Two young Oamaru squash players have been selected for national duties in response to their rapid progress this year in the sport.

Keidah Bungard (17) and Liam Direen (13) were both informed recently of their new status in the national rankings for squash players in New Zealand.

Bungard’s elevation to sixth in the country led to his inclusion in the New Zealand junior team that will compete at the transtasman championships in Brisbane in January.

“It just happened – I didn’t expect it – but the top two guys were going to be away playing elsewere so I was asked to join the team,” Bungard said.

Bungard said he was looking forward to a very heavy training schedule before the tournament and had enlisted the aid of squash professional Lance Beddoes, who had offered him a slot in his mentored training programme.

“My fitness training regime includes a mixture of strength and skills training three to four times a week and then he monitors my progress and then advises me,” Bungard said.

He has even been advised to train wearing a parka to prepare him for the heat and humidity in Brisbane.

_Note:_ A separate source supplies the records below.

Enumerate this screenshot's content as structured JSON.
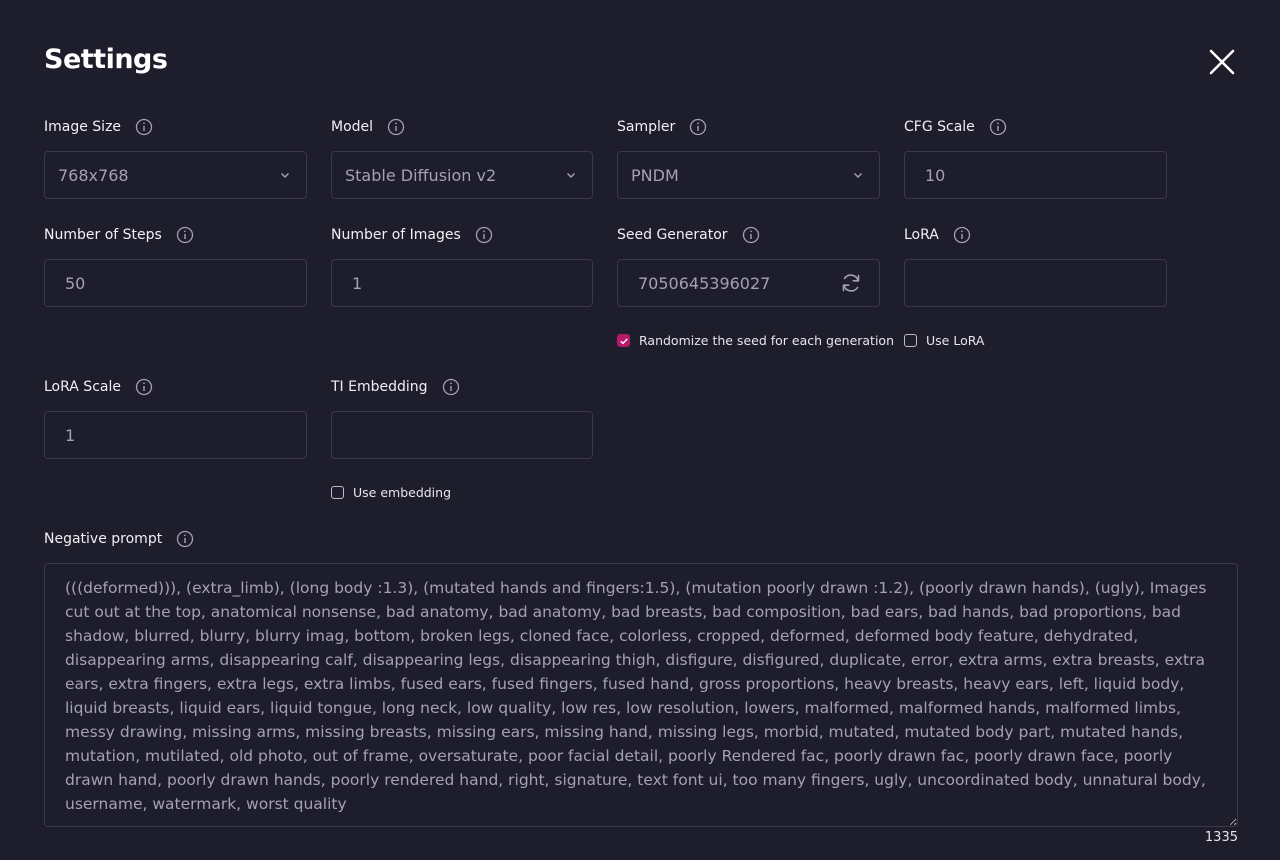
{
  "title": "Settings",
  "fields": {
    "image_size": {
      "label": "Image Size",
      "value": "768x768"
    },
    "model": {
      "label": "Model",
      "value": "Stable Diffusion v2"
    },
    "sampler": {
      "label": "Sampler",
      "value": "PNDM"
    },
    "cfg_scale": {
      "label": "CFG Scale",
      "value": "10"
    },
    "num_steps": {
      "label": "Number of Steps",
      "value": "50"
    },
    "num_images": {
      "label": "Number of Images",
      "value": "1"
    },
    "seed": {
      "label": "Seed Generator",
      "value": "7050645396027"
    },
    "lora": {
      "label": "LoRA",
      "value": ""
    },
    "lora_scale": {
      "label": "LoRA Scale",
      "value": "1"
    },
    "ti_embedding": {
      "label": "TI Embedding",
      "value": ""
    },
    "negative_prompt": {
      "label": "Negative prompt",
      "value": "(((deformed))), (extra_limb), (long body :1.3), (mutated hands and fingers:1.5), (mutation poorly drawn :1.2), (poorly drawn hands), (ugly), Images cut out at the top, anatomical nonsense, bad anatomy, bad anatomy, bad breasts, bad composition, bad ears, bad hands, bad proportions, bad shadow, blurred, blurry, blurry imag, bottom, broken legs, cloned face, colorless, cropped, deformed, deformed body feature, dehydrated, disappearing arms, disappearing calf, disappearing legs, disappearing thigh, disfigure, disfigured, duplicate, error, extra arms, extra breasts, extra ears, extra fingers, extra legs, extra limbs, fused ears, fused fingers, fused hand, gross proportions, heavy breasts, heavy ears, left, liquid body, liquid breasts, liquid ears, liquid tongue, long neck, low quality, low res, low resolution, lowers, malformed, malformed hands, malformed limbs, messy drawing, missing arms, missing breasts, missing ears, missing hand, missing legs, morbid, mutated, mutated body part, mutated hands, mutation, mutilated, old photo, out of frame, oversaturate, poor facial detail, poorly Rendered fac, poorly drawn fac, poorly drawn face, poorly drawn hand, poorly drawn hands, poorly rendered hand, right, signature, text font ui, too many fingers, ugly, uncoordinated body, unnatural body, username, watermark, worst quality",
      "count": "1335"
    }
  },
  "checkboxes": {
    "randomize_seed": {
      "label": "Randomize the seed for each generation",
      "checked": true
    },
    "use_lora": {
      "label": "Use LoRA",
      "checked": false
    },
    "use_embedding": {
      "label": "Use embedding",
      "checked": false
    }
  },
  "icons": {
    "close": "close-icon",
    "info": "info-icon",
    "chevron": "chevron-down-icon",
    "refresh": "refresh-icon"
  },
  "colors": {
    "background": "#1e1d2b",
    "border": "#3a3949",
    "accent": "#b5196a",
    "value_text": "#a3a2b2"
  }
}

Training and playing six to 10 games a week make spare time precious for the postal worker, who has made rapid strides in squash in recent years.

“I started early but only really got into when I turned 14.

“I went up the grades pretty fast, going from e2 to c2 in just one year, and people encouraged me to carry on training and to keep winning matches,” he said.

As an under-15 player, he soon found himself ranked seventh in the country and top in the South Island, and joined the national emerging players squad.

Liam Direen (13), heading to St Kevin’s College next year, is almost following in Bungard’s steps with his own inclusion in the Squash NZ national youth development squad for talented players aged 10 to 13.

Direen said he took up the sport because his parents played often and he could not wait to get out on the court between their games.

Although he wants to improve his squash skills, it will have to fit in between a heavy schedule of representative rugby and cricket duties.

This year, he captained the North Otago under-13 rugby team and fronted up for the cricket team as well.

“I want to get better at squash. I moved from e2 to d1 in the rankings this year and I want to get better at it,” he said.